Example:
v2f vert (appdata v) {
v2f o;
o.vertex = UnityObjectToClipPos(v.vertex);
o.uv = float2(v.uv.x * _TilingOffset.x + _TilingOffset.z, v.uv.y * _TilingOffset.y + _TilingOffset.w);
return o;
}
float4 _TilingOffset;
sampler2D _MainTex;
fixed4 frag (v2f i) : SV_Target {
...
}

_TilingOffset is used in vert despite the fact that the declaration appears later in the file. This will fail.

Unexpected Token and Undeclared identifier Errors

This usually means you forgot a semicolon.

Tiling/Offset Not Working on Custom Shader

The tiling/offset values go unused on custom shaders unless you set up your shader to use them. To use them, just add a reference to the supplied values: float4 _MainTex_ST; (before the vert function) and replace o.uv = v.uv; with o.uv = TRANSFORM_TEX (v.uv, _MainTex); in the vert function.

Tiling Not Working

Check that the Wrap Mode on your texture asset is set to Repeat. Otherwise, when setting your tiling values greater than zero, you’ll notice the texture squishes, but not repeat.

Shader Not Appearing in Shader List

Change Shader "Hidden/YourShader" to Shader "Custom/YourShader". You could also replace the word “Custom” with something else depending on how you want to keep organized.

Summary

Few, that went on longer than I thought and I’m sure there are many more common mistakes to find. Let me know if you have a few more to add.

Bonus Trivia

You can’t create a Vector property with less than 4 elements. This is a hardware constraint. Single variables will have 3 empty values (3, 0, 0, 0). The Tiling and Offset pairs shown in the Editor are actually put into a single float4 called {TextureName}_ST.
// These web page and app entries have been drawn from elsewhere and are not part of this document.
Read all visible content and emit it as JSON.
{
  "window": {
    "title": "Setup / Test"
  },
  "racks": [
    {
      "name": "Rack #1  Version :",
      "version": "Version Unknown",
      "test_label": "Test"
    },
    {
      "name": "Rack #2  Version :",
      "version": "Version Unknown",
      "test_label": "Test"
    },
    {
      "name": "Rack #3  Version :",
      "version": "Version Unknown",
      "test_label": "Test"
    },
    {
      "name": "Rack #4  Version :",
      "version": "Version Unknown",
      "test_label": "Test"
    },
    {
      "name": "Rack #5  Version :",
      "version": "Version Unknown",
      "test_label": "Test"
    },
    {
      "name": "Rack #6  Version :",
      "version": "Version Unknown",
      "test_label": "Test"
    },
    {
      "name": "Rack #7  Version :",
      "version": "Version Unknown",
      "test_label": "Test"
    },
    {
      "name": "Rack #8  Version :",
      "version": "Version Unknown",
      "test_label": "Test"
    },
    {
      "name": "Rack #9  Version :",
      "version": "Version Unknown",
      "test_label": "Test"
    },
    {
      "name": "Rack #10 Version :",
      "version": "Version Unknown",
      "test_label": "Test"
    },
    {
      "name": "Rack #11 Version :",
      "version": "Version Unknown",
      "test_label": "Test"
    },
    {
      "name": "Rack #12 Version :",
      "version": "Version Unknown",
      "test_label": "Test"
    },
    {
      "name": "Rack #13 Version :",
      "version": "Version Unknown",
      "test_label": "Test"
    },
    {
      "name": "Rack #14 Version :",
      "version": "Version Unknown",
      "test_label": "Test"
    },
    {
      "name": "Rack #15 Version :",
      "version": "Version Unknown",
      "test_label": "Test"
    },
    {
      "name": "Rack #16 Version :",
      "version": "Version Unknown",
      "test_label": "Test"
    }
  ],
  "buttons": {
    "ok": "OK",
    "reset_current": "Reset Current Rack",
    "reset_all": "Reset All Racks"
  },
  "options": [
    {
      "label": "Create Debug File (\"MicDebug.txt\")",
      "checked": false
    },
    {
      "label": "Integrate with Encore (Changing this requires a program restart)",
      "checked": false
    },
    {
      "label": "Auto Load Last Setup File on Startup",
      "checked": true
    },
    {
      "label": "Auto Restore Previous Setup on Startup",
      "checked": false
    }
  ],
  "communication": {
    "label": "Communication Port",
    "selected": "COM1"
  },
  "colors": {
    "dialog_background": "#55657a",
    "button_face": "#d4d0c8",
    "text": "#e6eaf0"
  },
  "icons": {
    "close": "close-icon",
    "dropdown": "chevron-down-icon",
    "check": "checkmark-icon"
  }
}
Published inDevelopment Tips

Be First to Comment

    Leave a Reply

    Your email address will not be published. Required fields are marked *